An Atheist like myself has to live with the fact that I screwed up. Only I can make it right. A prayer won't fix it. Yet -- as I take a quick self-examination -- I'm not breaking any of the 10 Commandments anyway. At least none of the biggies. I don't need a book to tell me what's the right thing to do. None of us should. I don't need a promise of Heaven to do what's right.
Nor do I have to find justification in the Bible for treating people with simple dignity. That you have had to spend all those pages to say, in essence, "What would Jesus do?" seems like a waste of time and energy. That you are considered an outlier in your religion should tell you something. It tells me churches have been wrong -- about so much -- for centuries and that's not about to change in our lifetimes.
If there really was a God it would change tomorrow. She'd kick some ass and get 'er done, to quote a Redneck comedian.
|My receipt: Barnes and Noble |
didn't stock your book, but it still
tried to sell me books it did have.
Ken Wilson founded Vineyard Church in Ann Arbor and served on the national board of Vineyard USA for seven years.

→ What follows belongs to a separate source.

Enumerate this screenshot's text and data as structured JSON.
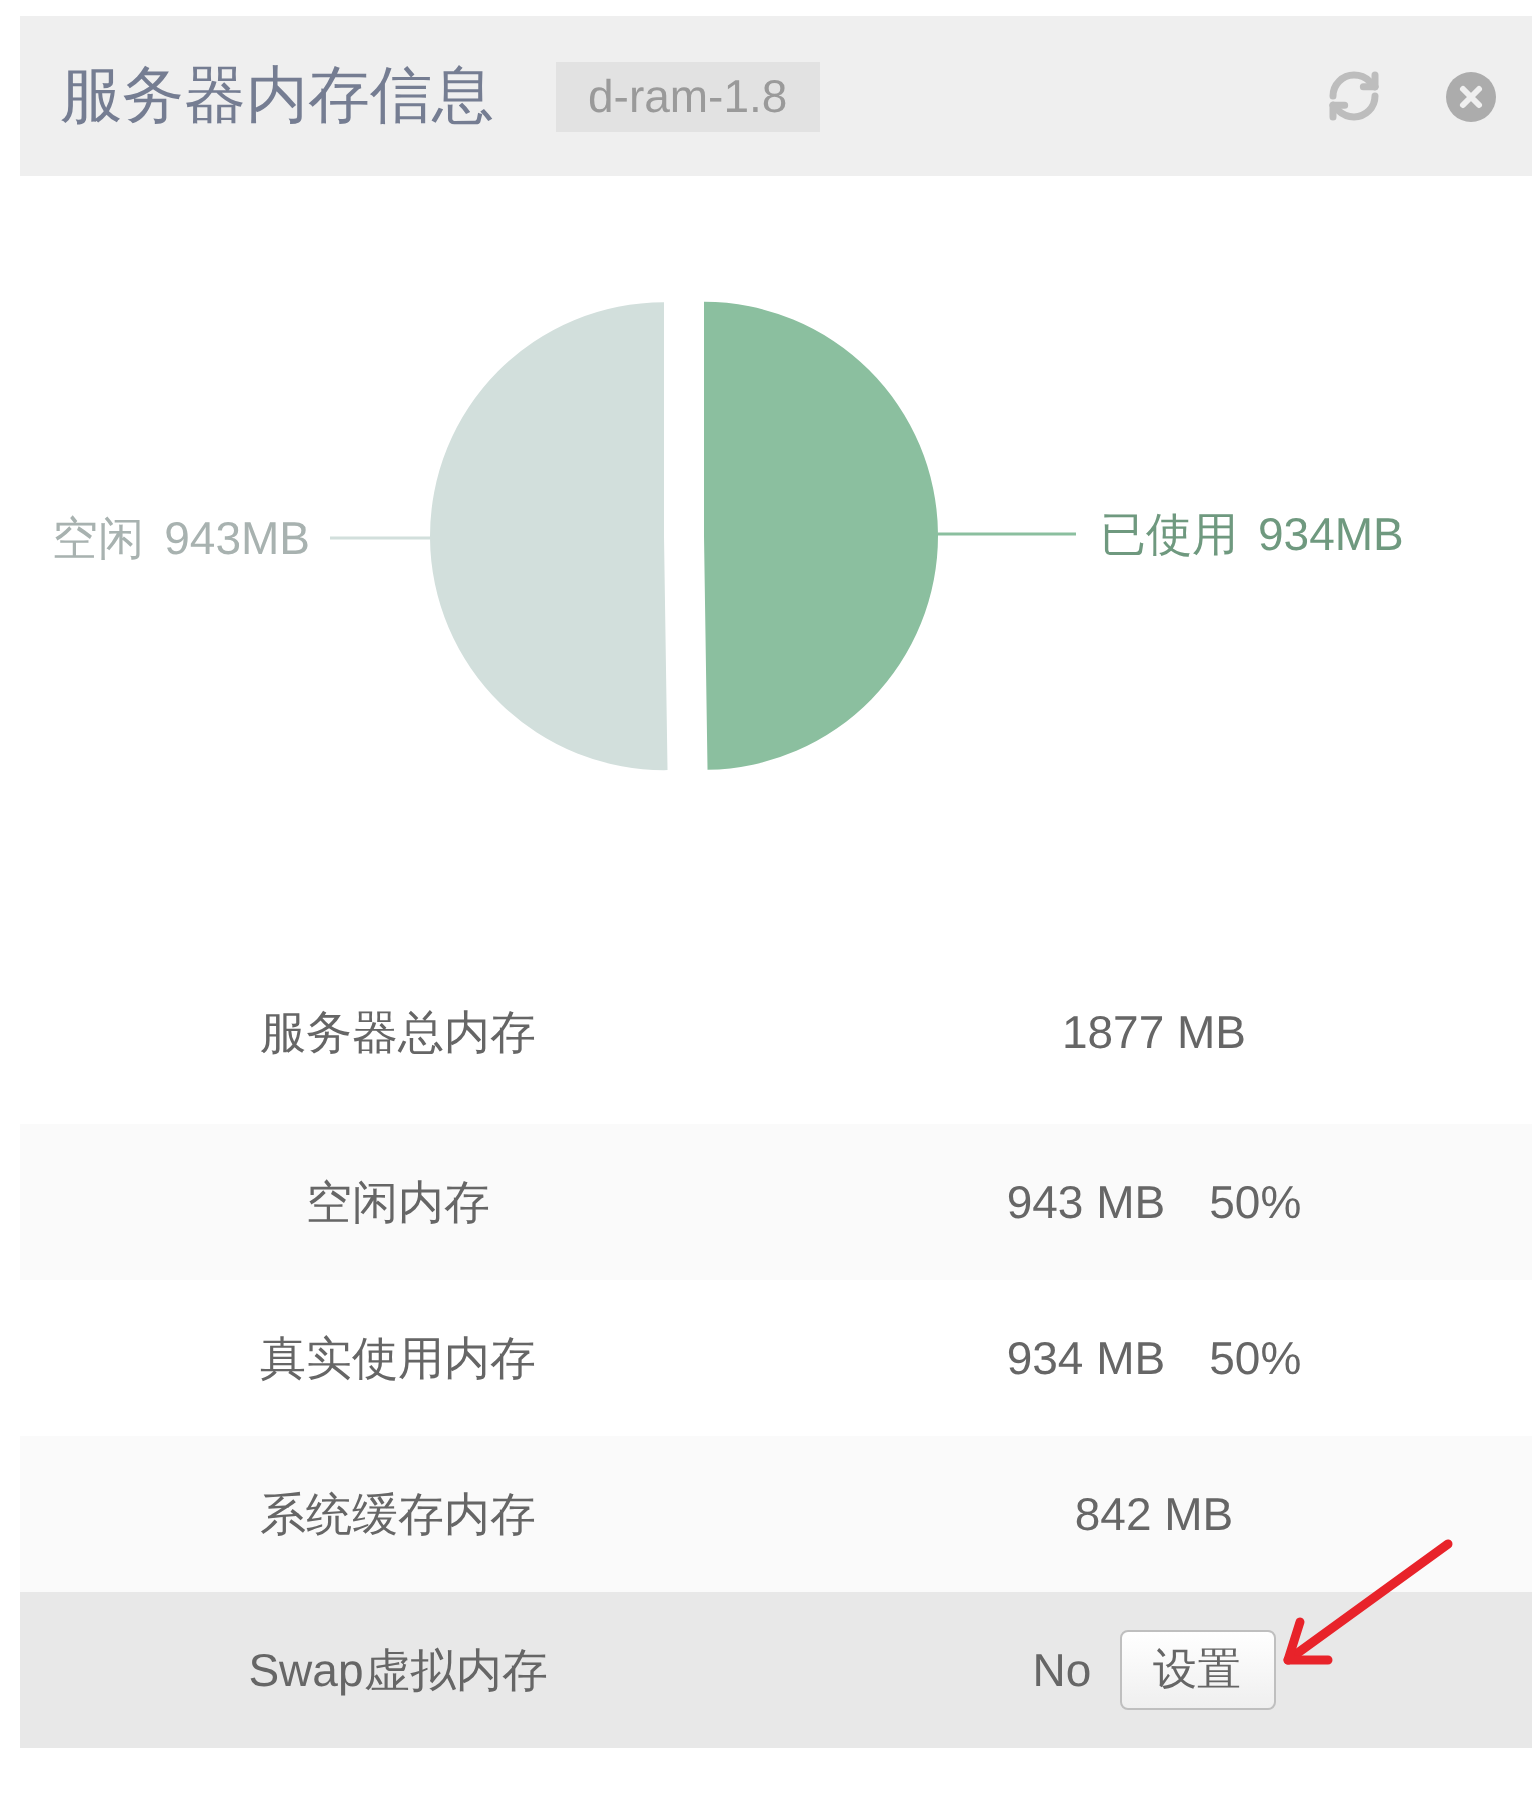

Then, he and co-pastor Emily Swan left Vineyard to form Blue Ocean Faith, a new church that seeks to create an evangelical Christian community in Ann Arbor that openly welcomes lesbian, gay, bisexual, and transgender members.

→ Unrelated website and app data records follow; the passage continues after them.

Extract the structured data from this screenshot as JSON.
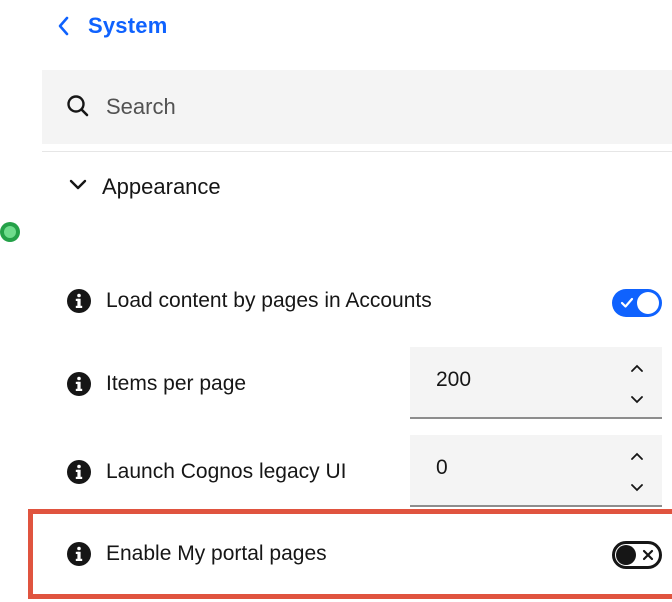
{
  "header": {
    "title": "System"
  },
  "search": {
    "placeholder": "Search"
  },
  "section": {
    "label": "Appearance"
  },
  "settings": [
    {
      "label": "Load content by pages in Accounts",
      "type": "toggle",
      "on": true
    },
    {
      "label": "Items per page",
      "type": "number",
      "value": "200"
    },
    {
      "label": "Launch Cognos legacy UI",
      "type": "number",
      "value": "0"
    },
    {
      "label": "Enable My portal pages",
      "type": "toggle",
      "on": false
    }
  ],
  "colors": {
    "accent": "#0f62fe",
    "highlight_border": "#e0543f",
    "field_background": "#f4f4f4"
  }
}
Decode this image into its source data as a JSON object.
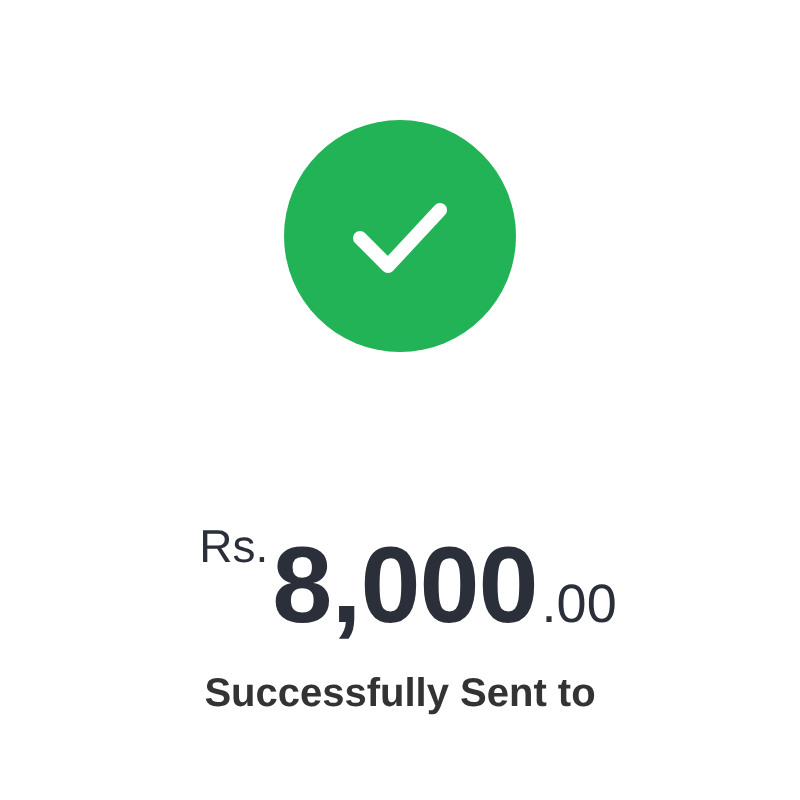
{
  "status": {
    "success": true
  },
  "amount": {
    "currency": "Rs.",
    "whole": "8,000",
    "fraction": ".00"
  },
  "message": "Successfully Sent to"
}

Wilson says that leaving his congregation at Vineyard was difficult, but it’s a move he’s proud of.
“The denomination I was a part of rejected my move toward being fully inclusive with LGBT, and so that necessitated our starting a new church,” he says.
How many breakaway churches are needed before we reach the least common denominator?
In that interview you are making the same point as I did above before I even heard this, about the church being wrong:
Absolutely. We were wrong on interracial marriage, we were wrong on slavery, we were wrong on the full inclusion of women. For 2,000 years the church taught a very, very strict line on divorce or remarriage, where virtually no one who had a living spouse could be remarried. And this was just -- didn't square with reality.However, we look at these previous errors of church doctrine differently. How could God let Her creation be so self-deluded? Over and over again? How do you know you've finally got it right?
Over the last 2 days we've have seen a seismic shift in our treatment of the Confederate flag in this country. Soon the Supreme Court will hopefully rule in favour of LGBT marriage and equality. Eventually, the church will either have to embrace LGBT equality, or die. I believe it will be the latter.
Until that happens, I'm not feeling very pastoral. Maybe I can find some of that at Saturday's drum circle.
See you next month.
Your childhood friend,